• **Task description**:
Scan the entries that follow and copy out every line containing "time".

• **Data to process**:
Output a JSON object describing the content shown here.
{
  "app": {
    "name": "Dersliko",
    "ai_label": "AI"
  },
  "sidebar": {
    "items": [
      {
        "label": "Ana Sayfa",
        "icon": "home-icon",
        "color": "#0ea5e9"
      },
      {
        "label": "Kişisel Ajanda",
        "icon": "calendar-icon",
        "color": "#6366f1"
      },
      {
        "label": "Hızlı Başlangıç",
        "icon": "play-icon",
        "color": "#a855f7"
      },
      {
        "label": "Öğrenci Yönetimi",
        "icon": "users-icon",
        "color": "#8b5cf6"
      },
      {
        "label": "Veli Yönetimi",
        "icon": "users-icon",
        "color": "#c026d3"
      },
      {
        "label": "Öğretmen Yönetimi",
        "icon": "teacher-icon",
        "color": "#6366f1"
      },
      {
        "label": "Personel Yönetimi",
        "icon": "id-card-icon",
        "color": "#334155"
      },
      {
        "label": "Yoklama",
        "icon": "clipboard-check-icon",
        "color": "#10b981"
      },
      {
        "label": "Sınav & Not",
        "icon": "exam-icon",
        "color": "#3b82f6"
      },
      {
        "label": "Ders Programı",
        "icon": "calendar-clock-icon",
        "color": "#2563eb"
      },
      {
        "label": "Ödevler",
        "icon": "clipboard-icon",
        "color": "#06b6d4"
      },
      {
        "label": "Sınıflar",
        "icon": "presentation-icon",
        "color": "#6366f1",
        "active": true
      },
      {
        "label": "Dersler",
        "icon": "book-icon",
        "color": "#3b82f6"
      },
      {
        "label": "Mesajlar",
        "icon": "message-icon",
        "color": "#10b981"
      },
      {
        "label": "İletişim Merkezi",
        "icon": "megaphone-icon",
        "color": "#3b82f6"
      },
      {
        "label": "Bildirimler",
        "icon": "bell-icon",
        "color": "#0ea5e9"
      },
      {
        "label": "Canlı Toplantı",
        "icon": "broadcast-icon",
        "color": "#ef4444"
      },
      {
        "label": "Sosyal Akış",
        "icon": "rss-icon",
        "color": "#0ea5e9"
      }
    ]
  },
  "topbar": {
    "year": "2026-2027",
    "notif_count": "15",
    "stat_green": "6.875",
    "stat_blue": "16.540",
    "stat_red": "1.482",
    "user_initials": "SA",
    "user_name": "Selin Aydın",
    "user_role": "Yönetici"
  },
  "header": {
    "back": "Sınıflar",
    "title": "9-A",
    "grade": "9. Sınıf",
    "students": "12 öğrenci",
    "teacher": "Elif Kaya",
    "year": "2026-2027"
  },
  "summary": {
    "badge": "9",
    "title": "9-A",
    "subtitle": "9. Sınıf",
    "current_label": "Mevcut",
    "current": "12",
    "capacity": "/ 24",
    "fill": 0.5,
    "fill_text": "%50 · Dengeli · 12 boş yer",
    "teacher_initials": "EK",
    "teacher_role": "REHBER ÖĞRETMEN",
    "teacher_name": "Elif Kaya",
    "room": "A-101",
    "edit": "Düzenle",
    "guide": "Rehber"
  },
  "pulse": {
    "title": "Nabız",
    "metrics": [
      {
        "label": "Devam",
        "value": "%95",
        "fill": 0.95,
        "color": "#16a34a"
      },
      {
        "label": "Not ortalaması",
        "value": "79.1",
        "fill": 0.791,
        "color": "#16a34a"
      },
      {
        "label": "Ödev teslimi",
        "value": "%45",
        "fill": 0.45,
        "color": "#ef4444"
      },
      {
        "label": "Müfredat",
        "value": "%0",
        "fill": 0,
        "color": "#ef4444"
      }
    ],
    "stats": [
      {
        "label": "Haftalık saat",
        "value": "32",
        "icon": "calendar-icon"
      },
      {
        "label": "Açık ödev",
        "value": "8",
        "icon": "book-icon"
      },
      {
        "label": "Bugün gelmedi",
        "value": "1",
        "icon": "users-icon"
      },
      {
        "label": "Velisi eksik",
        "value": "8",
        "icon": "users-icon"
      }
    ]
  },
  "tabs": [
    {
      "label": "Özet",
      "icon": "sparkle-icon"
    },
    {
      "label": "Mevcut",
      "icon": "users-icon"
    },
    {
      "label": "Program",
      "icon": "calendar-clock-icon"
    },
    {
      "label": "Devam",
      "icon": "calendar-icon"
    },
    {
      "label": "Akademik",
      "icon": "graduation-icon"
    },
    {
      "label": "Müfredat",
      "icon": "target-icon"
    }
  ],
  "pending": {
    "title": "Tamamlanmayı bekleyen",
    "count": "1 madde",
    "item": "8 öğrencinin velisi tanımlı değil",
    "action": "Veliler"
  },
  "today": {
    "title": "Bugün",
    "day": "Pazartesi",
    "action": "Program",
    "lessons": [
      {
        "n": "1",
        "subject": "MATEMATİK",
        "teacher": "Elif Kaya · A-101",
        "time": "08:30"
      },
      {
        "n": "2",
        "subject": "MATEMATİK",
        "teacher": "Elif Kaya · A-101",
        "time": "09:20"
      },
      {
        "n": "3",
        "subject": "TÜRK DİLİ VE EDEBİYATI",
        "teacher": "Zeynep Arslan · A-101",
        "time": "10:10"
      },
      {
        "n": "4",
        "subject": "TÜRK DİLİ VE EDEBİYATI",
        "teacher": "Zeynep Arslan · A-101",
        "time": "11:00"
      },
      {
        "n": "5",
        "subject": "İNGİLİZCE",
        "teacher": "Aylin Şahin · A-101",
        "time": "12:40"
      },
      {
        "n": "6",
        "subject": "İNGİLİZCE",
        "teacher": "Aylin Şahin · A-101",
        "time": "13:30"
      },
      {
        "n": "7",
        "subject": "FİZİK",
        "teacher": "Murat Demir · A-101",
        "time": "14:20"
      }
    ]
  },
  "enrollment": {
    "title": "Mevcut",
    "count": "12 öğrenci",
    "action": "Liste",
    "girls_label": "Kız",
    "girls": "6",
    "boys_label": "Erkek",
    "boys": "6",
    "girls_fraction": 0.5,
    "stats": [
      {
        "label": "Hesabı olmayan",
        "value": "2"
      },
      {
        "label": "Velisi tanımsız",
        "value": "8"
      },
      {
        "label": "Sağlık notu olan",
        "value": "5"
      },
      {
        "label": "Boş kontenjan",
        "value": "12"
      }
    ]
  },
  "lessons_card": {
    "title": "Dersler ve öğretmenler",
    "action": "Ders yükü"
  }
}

• **Completed exercise**:
        "time": "08:30"
        "time": "09:20"
        "time": "10:10"
        "time": "11:00"
        "time": "12:40"
        "time": "13:30"
        "time": "14:20"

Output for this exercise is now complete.